Russia and Eurasia Events
February 12, 2015 // 1:00pm — 5:00pm
Global Europe Program
The Global Europe Program is pleased to host the 10th Annual Ion Ratiu Democracy Award Workshop on Ukrainian Democracy After the Maidan featuring keynote remarks the 2014 recipient of the Ion Ratiu Democracy Award, Mustafa Nayyem, a journalist, democracy activist and Parliamentarian in Ukraine. Opening remarks will be provided by Assistant Secretary of State for European and Eurasian Affairs, Victoria Nuland.
February 11, 2015 // 3:30pm — 5:00pm
The protection of property rights remains one of the most contentious issues in present-day Russia. From historically weak ownership rights to unclear laws to the reliance on offshore accounts, Russian property rights consistently seem to be under threat. This panel discussed historical, legal, and political attempts to enforce property rights and why this issue continues to be so controversial today.
February 05, 2015 // 2:00pm — 3:00pm
What would be the outcome of changing policy and sending military assistance to Ukraine? Would such a step help Ukraine resist the aggression or further escalate the war? How would it change America’s role in the conflict?
February 04, 2015 // 1:30pm — 4:15pm
As the price of oil continues to fall, the Wilson Center convened an expert global panel, assembled from Russia, Colombia, Canada, Iran, and Nigeria, to discuss the economic and political repercussions of depressed energy prices, as well as the effects of the lower prices on competitiveness and investment.
February 02, 2015 // 3:00pm — 5:00pm
The presentation featured episodes from their film and provided the opportunity to interact with the filmmakers, who shared their personal experiences and observations from the war zone.
January 30, 2015 // 10:00am — 11:30am
Does the United States have a plan for how it hopes to achieve its objectives on the global stage? Or is its position in the world an accident of history? Perhaps it is better to understand the United States as an incidental superpower—responding and adjusting to changes in the international system. If that is the case, given the instability and flux of current events, what might the future pattern of U.S. foreign and defense policy look like?

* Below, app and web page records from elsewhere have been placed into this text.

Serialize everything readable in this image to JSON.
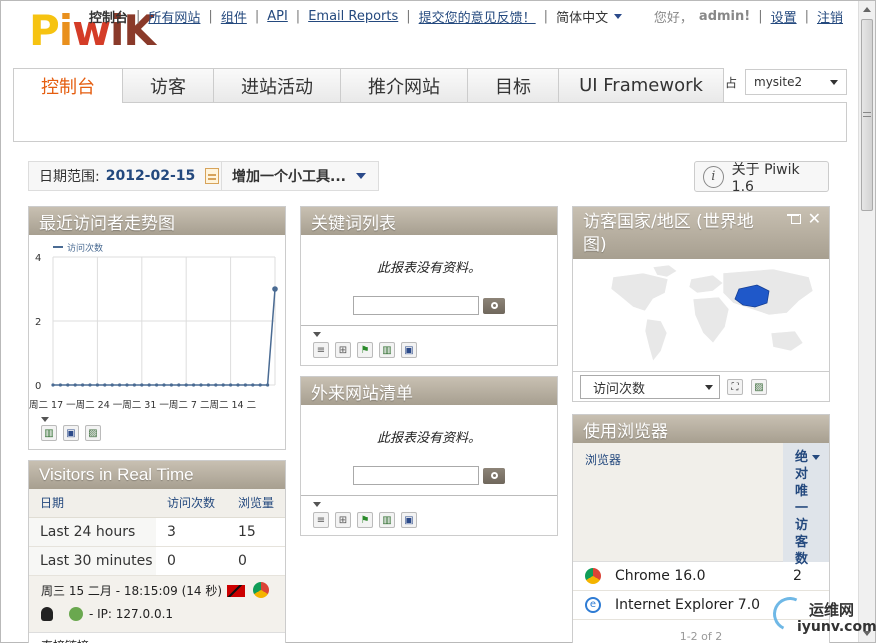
{
  "header": {
    "logo": {
      "p": "P",
      "i": "i",
      "w": "w",
      "ik": "iK"
    },
    "nav": [
      {
        "label": "控制台",
        "current": true
      },
      {
        "label": "所有网站"
      },
      {
        "label": "组件"
      },
      {
        "label": "API"
      },
      {
        "label": "Email Reports"
      },
      {
        "label": "提交您的意见反馈！"
      }
    ],
    "language": "简体中文",
    "greeting": "您好，",
    "username": "admin!",
    "settings": "设置",
    "logout": "注销"
  },
  "tabs": [
    "控制台",
    "访客",
    "进站活动",
    "推介网站",
    "目标",
    "UI Framework"
  ],
  "site_selector": {
    "value": "mysite2",
    "truncated_glyph": "占"
  },
  "toolbar": {
    "date_label": "日期范围:",
    "date_value": "2012-02-15",
    "add_widget": "增加一个小工具...",
    "about": "关于 Piwik 1.6"
  },
  "widgets": {
    "visitors_graph": {
      "title": "最近访问者走势图",
      "legend": "访问次数",
      "x_labels": "周二 17 一周二 24 一周二 31 一周二 7 二周二 14 二"
    },
    "keywords": {
      "title": "关键词列表",
      "no_data": "此报表没有资料。"
    },
    "websites": {
      "title": "外来网站清单",
      "no_data": "此报表没有资料。"
    },
    "map": {
      "title": "访客国家/地区 (世界地图)",
      "metric": "访问次数"
    },
    "realtime": {
      "title": "Visitors in Real Time",
      "headers": [
        "日期",
        "访问次数",
        "浏览量"
      ],
      "rows": [
        [
          "Last 24 hours",
          "3",
          "15"
        ],
        [
          "Last 30 minutes",
          "0",
          "0"
        ]
      ],
      "visit_time": "周三 15 二月 - 18:15:09 (14 秒)",
      "visit_ip": "- IP: 127.0.0.1",
      "referrer": "直接链接"
    },
    "browsers": {
      "title": "使用浏览器",
      "col_label": "浏览器",
      "col_metric": "绝对唯一访客数",
      "rows": [
        {
          "name": "Chrome 16.0",
          "value": "2"
        },
        {
          "name": "Internet Explorer 7.0",
          "value": ""
        }
      ],
      "pager": "1-2 of 2"
    }
  },
  "watermark": {
    "title": "运维网",
    "url": "iyunv.com"
  },
  "colors": {
    "accent": "#e55e10",
    "link": "#24497e",
    "widget_header": "#b3ab9c",
    "map_highlight": "#1f58c9"
  },
  "chart_data": {
    "type": "line",
    "title": "最近访问者走势图",
    "series": [
      {
        "name": "访问次数",
        "values": [
          0,
          0,
          0,
          0,
          0,
          0,
          0,
          0,
          0,
          0,
          0,
          0,
          0,
          0,
          0,
          0,
          0,
          0,
          0,
          0,
          0,
          0,
          0,
          0,
          0,
          0,
          0,
          0,
          0,
          0,
          3
        ]
      }
    ],
    "ylim": [
      0,
      4
    ],
    "y_ticks": [
      0,
      2,
      4
    ],
    "grid": true
  }
}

January 29, 2015 // 3:00pm — 5:00pm
Global Europe Program
The program will take a broad view of European security challenges in 2015. Particular emphasis will be placed on the priorities of the Swiss Chairmanship of the Organization for Security and Cooperation in Europe (OSCE) – particularly in Ukraine – and what remains to be done following the transition to Serbian Chairmanship.
January 14, 2015 // 9:00am — 10:30am
The International Security Advisory Board has released its 2014 report on the state of U.S.-Russia relations. The report offers a number of recommendations, both explicit and implied, which respond to current Russian actions, identify long-term implications for strategic stability, and address resuming and expanding engagement with the Russian Federation when it becomes appropriate to do so.
January 13, 2015 // 2:00pm — 3:30pm
Mykola Vorobiev of Ukraine’s Center for Eastern European Perspectives, who has reported from the frontlines of the conflict as an independent journalist, shared his eye-witness perspective on the situation. Michael Kofman, a Public Policy Scholar with the Wilson Center, offered his analysis of the functional aspects of the conflict and future prospects.
December 19, 2014 // 9:00am — 10:00am
The Caucasus has experienced its own aftershocks from the Ukrainian crisis, especially in Georgia, which recently witnessed major turnover in the key foreign policy positions. The Georgian government appears increasingly divided as the Georgian Dream coalition faces several major domestic and international challenges. Mr. Zviad Dzidziguri, Deputy Chairman of the Parliament of Georgia, addressed the country’s foreign policy priorities in the region, with NATO, and with the European Union.